> [TO DO] Among the lines below, some may contain the string "Random". Say how many do, and give nothing besides the number.

══ RECORDS SUPPLIED

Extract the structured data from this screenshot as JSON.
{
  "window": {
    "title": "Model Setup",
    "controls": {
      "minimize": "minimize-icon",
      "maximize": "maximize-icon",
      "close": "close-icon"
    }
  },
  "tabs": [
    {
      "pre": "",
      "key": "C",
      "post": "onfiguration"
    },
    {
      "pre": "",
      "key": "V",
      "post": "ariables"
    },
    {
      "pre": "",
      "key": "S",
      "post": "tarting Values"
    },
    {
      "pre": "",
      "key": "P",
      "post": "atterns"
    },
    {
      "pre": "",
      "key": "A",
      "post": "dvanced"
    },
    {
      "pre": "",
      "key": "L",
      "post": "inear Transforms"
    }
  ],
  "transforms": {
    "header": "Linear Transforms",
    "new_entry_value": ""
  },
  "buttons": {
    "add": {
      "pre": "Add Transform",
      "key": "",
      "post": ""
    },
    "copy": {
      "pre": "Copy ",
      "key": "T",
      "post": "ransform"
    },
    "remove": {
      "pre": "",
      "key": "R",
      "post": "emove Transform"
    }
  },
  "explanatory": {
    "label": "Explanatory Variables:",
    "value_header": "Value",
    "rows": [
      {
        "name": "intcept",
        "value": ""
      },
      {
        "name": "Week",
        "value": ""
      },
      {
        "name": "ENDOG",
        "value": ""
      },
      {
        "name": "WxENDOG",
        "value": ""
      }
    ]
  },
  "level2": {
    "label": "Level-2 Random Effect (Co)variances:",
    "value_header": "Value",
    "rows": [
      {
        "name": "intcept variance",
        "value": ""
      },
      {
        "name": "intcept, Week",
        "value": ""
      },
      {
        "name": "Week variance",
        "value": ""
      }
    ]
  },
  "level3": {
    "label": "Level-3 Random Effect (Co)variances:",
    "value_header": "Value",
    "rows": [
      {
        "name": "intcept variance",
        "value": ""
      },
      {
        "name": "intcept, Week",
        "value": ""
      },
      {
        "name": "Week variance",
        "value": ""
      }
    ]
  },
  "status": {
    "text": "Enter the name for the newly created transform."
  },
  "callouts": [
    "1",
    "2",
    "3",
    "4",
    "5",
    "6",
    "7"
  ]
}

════

> [COMPLETED TASK] 2